An, Feng-Rong; Xiang, Yu-Tao; Yu, Liuyang; Ding, Yan-Ming; Ungvari, Gabor S; Chan, Sally Wai-Chi; Yu, Doris S F; Lai, Kelly Y C; Qi, Yun-Ke; Zeng, Jiao-Ying; Wu, Ping-Ping; Hou, Zhi-Jiaolong; Correll, Christoph U; Newhouse, Robin; Chiu, Helen F K.
Arch Psychiatr Nurs; 28(2): 119-22, 2014 Apr.
Artículo en Inglés | MEDLINE | ID: mdl-24673786

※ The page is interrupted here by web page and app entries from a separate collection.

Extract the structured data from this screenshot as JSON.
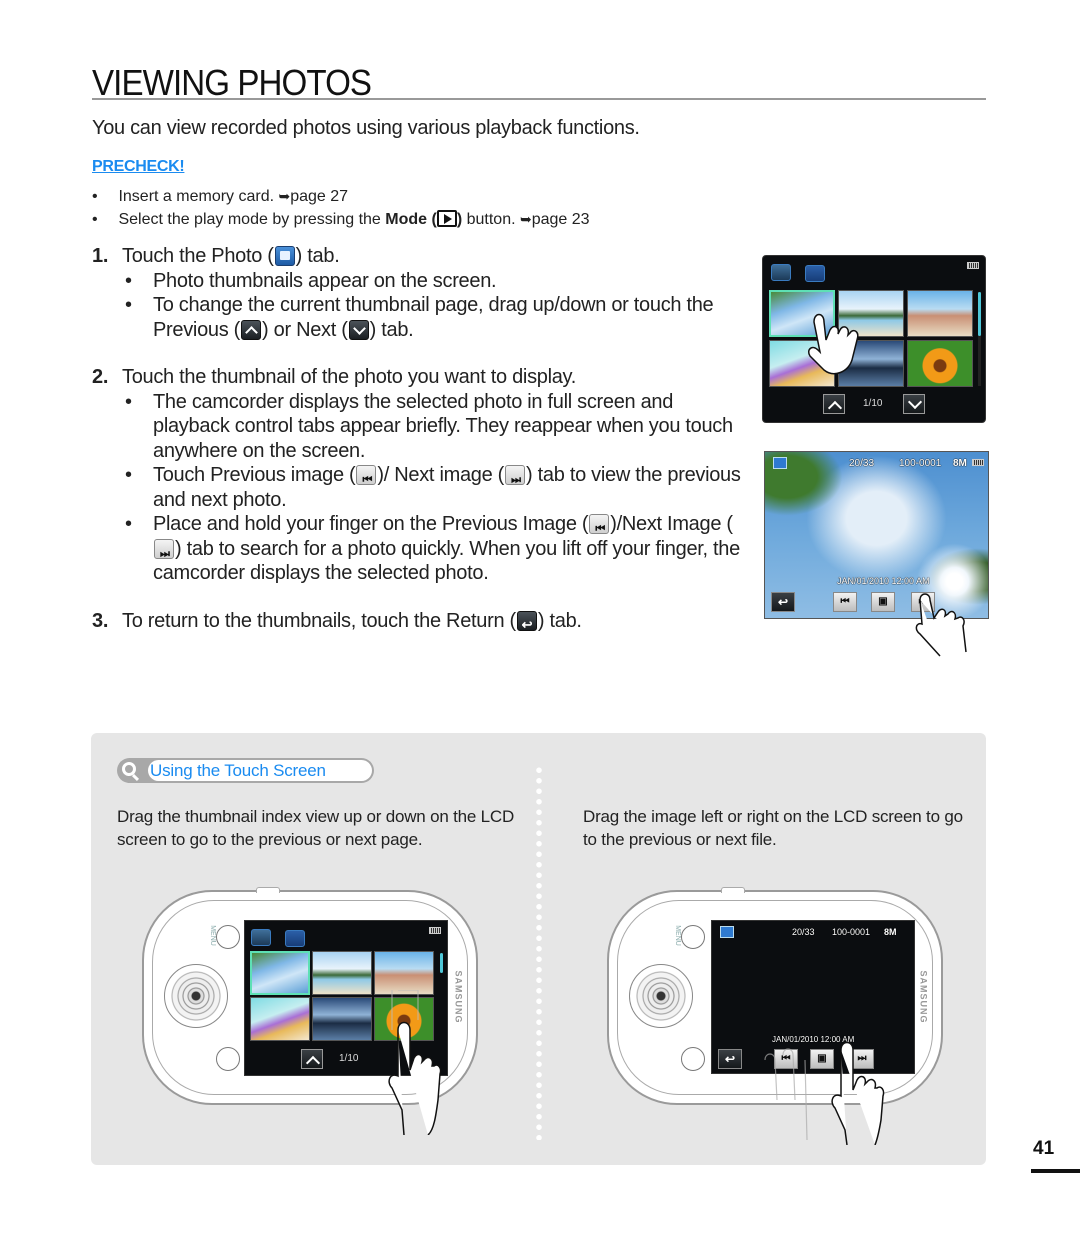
{
  "page": {
    "title": "VIEWING PHOTOS",
    "intro": "You can view recorded photos using various playback functions.",
    "page_number": "41"
  },
  "precheck": {
    "heading": "PRECHECK!",
    "items": [
      {
        "text": "Insert a memory card. ",
        "ref": "page 27"
      },
      {
        "text_before": "Select the play mode by pressing the ",
        "bold": "Mode (",
        "bold_after": ")",
        "text_after": " button. ",
        "ref": "page 23"
      }
    ]
  },
  "steps": [
    {
      "num": "1.",
      "parts": [
        "Touch the Photo (",
        ") tab."
      ],
      "icon": "photo-tab-icon",
      "bullets": [
        {
          "text": "Photo thumbnails appear on the screen."
        },
        {
          "parts": [
            "To change the current thumbnail page, drag up/down or touch the Previous (",
            ") or Next (",
            ") tab."
          ]
        }
      ]
    },
    {
      "num": "2.",
      "text": "Touch the thumbnail of the photo you want to display.",
      "bullets": [
        {
          "text": "The camcorder displays the selected photo in full screen and playback control tabs appear briefly. They reappear when you touch anywhere on the screen."
        },
        {
          "parts": [
            "Touch Previous image (",
            ")/ Next image (",
            ") tab to view the previous and next photo."
          ]
        },
        {
          "parts": [
            "Place and hold your finger on the Previous Image (",
            ")/Next Image (",
            ") tab to search for a photo quickly. When you lift off your finger, the camcorder displays the selected photo."
          ]
        }
      ]
    },
    {
      "num": "3.",
      "parts": [
        "To return to the thumbnails, touch the Return (",
        ") tab."
      ]
    }
  ],
  "icons": {
    "arrow": "➥",
    "prev_image": "⏮",
    "next_image": "⏭",
    "return": "↩",
    "play": "▣"
  },
  "thumbnail_screen": {
    "page_counter": "1/10"
  },
  "photo_screen": {
    "counter": "20/33",
    "file_number": "100-0001",
    "resolution": "8M",
    "datetime": "JAN/01/2010  12:00 AM"
  },
  "tip": {
    "label": "Using the Touch Screen",
    "left_text": "Drag the thumbnail index view up or down on the LCD screen to go to the previous or next page.",
    "right_text": "Drag the image left or right on the LCD screen to go to the previous or next file."
  },
  "device": {
    "menu_label": "MENU",
    "brand": "SAMSUNG",
    "page_counter": "1/10",
    "counter": "20/33",
    "file_number": "100-0001",
    "resolution": "8M",
    "datetime": "JAN/01/2010  12:00 AM"
  },
  "colors": {
    "accent_blue": "#1a8bf0",
    "tip_background": "#e6e6e6",
    "selected_thumb": "#5ee0b5"
  }
}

This study determined the prevalence of lifetime and current smoking and the correlates of current smoking in nurses working in psychiatric and general hospitals in China. Of 807 distributed questionnaires, 799 nurses who were working in two psychiatric hospitals (n=387, 48.4%), and one general hospital (n=412, 51.6%) had analyzable data. Socio-demographic, alcohol use and smoking data were collected with a self-reported questionnaire. Work-related stress was evaluated with the Nurse Stress Inventory. In the whole sample, the lifetime smoking prevalence was 7.6% (females=2.1% vs. males=48.9%, p<0.0001; psychiatric nurses=14.5% vs. non-psychiatric nurses=1.2%, p<0.0001). The prevalence of current smoking was 7.1% (females=2.1% vs. males=44.7%, p<0.0001; psychiatric nurses=13.4% vs. non-psychiatric nurses=1.2%, p<0.0001). In a multiple logistic regression analysis, age 30 years or older, male gender, having children, being a psychiatric nurse and alcohol consumption were positively associated with smoking, while being a nursing officer was negatively associated with smoking (r(2) = 0.513, p<0.0001). Considering the harmful effects of smoking as well as second-hand smoking in the presence of children, effective measures to promote smoking cessation for male, older and psychiatric nurses and those with children are warranted.
Selo DaSilva